The reason I care about this is because I think the knocking and disdain for our flag by the “liberal elite”, is a small example of the gulf between their views and those of millions of voters – and one of a number of reasons why so many voters turned against Labour.

Far from being the first refuge of the scoundrel, patriotism is an anchor that roots all of us in our communities and provides stability and cohesiveness from one generation to the next. Pride before prejudice.

Schools Disgrace

Over the past week, horrific allegations have emerged about sexual abuse, assault, harassment and “a culture of rape” (predominantly conducted by male students and directed towards females) in certain leading private schools. At the time of writing, over 5,500 testimonies from current and former pupils have been documented on the “Everyone’s Invited” website.

Even worse, it appears that school staff have not always taken adequate action upon learning of allegations (until it reached the media). At first, it looked like this was confined to one or two schools. Now, it seems this problem is much more widespread. As I write, a state school in Lincolnshire has hit the press because of students sharing abhorrent rape “jokes” online.

There must be a national inquiry led by the Department for Education or Ofsted to establish exactly what has gone on, the scale of the abuse and how the failings of protection of female pupils, of care and safeguarding have gone unchecked.

It is my view that Ofsted should inspect all schools – public or private – rather than having different inspection regimes. These schools, some with a great history, should be ashamed that they have allowed these things such abuse and harassment to occur, letting down so many of their pupils, without repercussions for the perpetrators.

Competition

Over the years, I have tried to explain my own definition of Conservatism to (extremely patient) ConservativeHome readers. It usually involves the phrases “ladder of opportunity” or “The Workers’ Party”.
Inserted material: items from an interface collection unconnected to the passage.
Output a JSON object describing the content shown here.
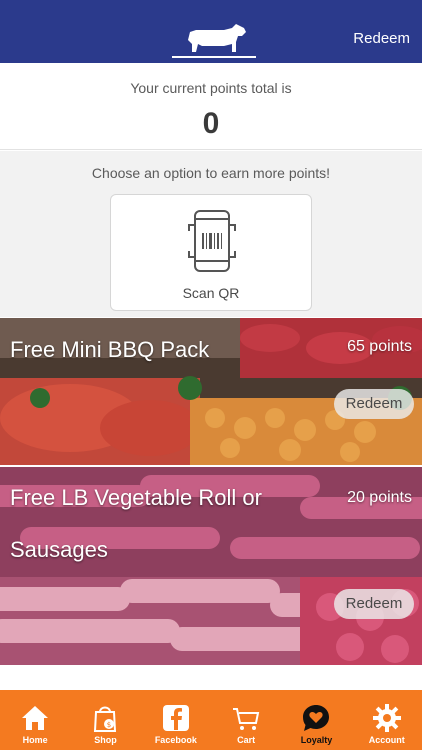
{
  "header": {
    "redeem_label": "Redeem"
  },
  "points": {
    "label": "Your current points total is",
    "value": "0"
  },
  "earn": {
    "label": "Choose an option to earn more points!",
    "scan_label": "Scan QR"
  },
  "rewards": [
    {
      "title": "Free Mini BBQ Pack",
      "points": "65 points",
      "redeem_label": "Redeem"
    },
    {
      "title": "Free LB Vegetable Roll or Sausages",
      "points": "20 points",
      "redeem_label": "Redeem"
    }
  ],
  "tabs": [
    {
      "label": "Home",
      "icon": "home-icon"
    },
    {
      "label": "Shop",
      "icon": "shopping-bag-icon"
    },
    {
      "label": "Facebook",
      "icon": "facebook-icon"
    },
    {
      "label": "Cart",
      "icon": "cart-icon"
    },
    {
      "label": "Loyalty",
      "icon": "heart-chat-icon",
      "active": true
    },
    {
      "label": "Account",
      "icon": "gear-icon"
    }
  ],
  "colors": {
    "header": "#2b3a8c",
    "tabbar": "#f47a20",
    "active_tab": "#111111"
  }
}
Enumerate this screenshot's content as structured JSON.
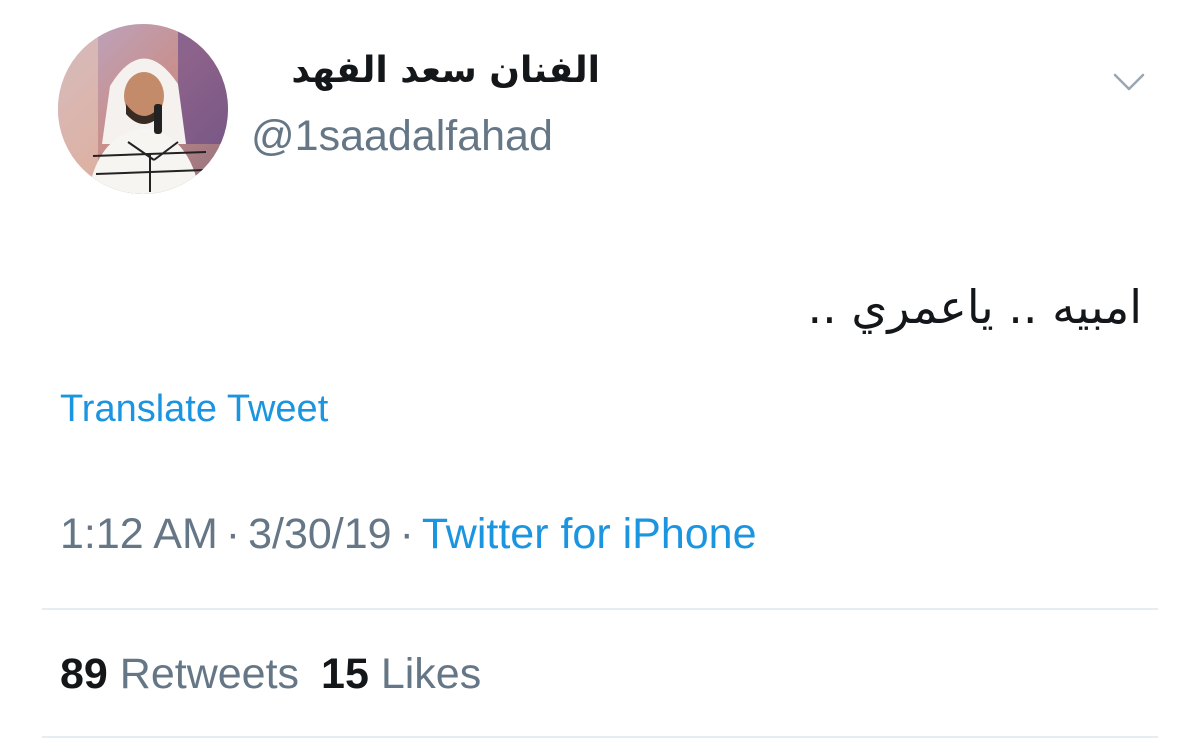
{
  "author": {
    "display_name": "الفنان سعد الفهد",
    "handle": "@1saadalfahad"
  },
  "icons": {
    "menu": "chevron-down-icon"
  },
  "tweet": {
    "text": "امبيه .. ياعمري ..",
    "translate_label": "Translate Tweet"
  },
  "meta": {
    "time": "1:12 AM",
    "separator": "·",
    "date": "3/30/19",
    "source": "Twitter for iPhone"
  },
  "stats": {
    "retweets_count": "89",
    "retweets_label": "Retweets",
    "likes_count": "15",
    "likes_label": "Likes"
  },
  "colors": {
    "link": "#1b95e0",
    "secondary_text": "#657786",
    "primary_text": "#14171a",
    "divider": "#e6ecf0"
  }
}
Given the upcoming local elections, I would like to propose a challenge to readers: how do you explain what Conservatism means on the doorstep?  In other words, if a resident asks you while canvassing, “what is it to be a Conservative”, what is your reply?

The only conditions are that your answer:

  • cannot mention Brexit;
  • must not be more than two sentences; and
  • must also pass the Ronseal Test (i.e. it does what it says on the tin).

Comment below. With JRR Tolkien Day on Thursday, it seems only appropriate that the winner will receive a Tolkien novel.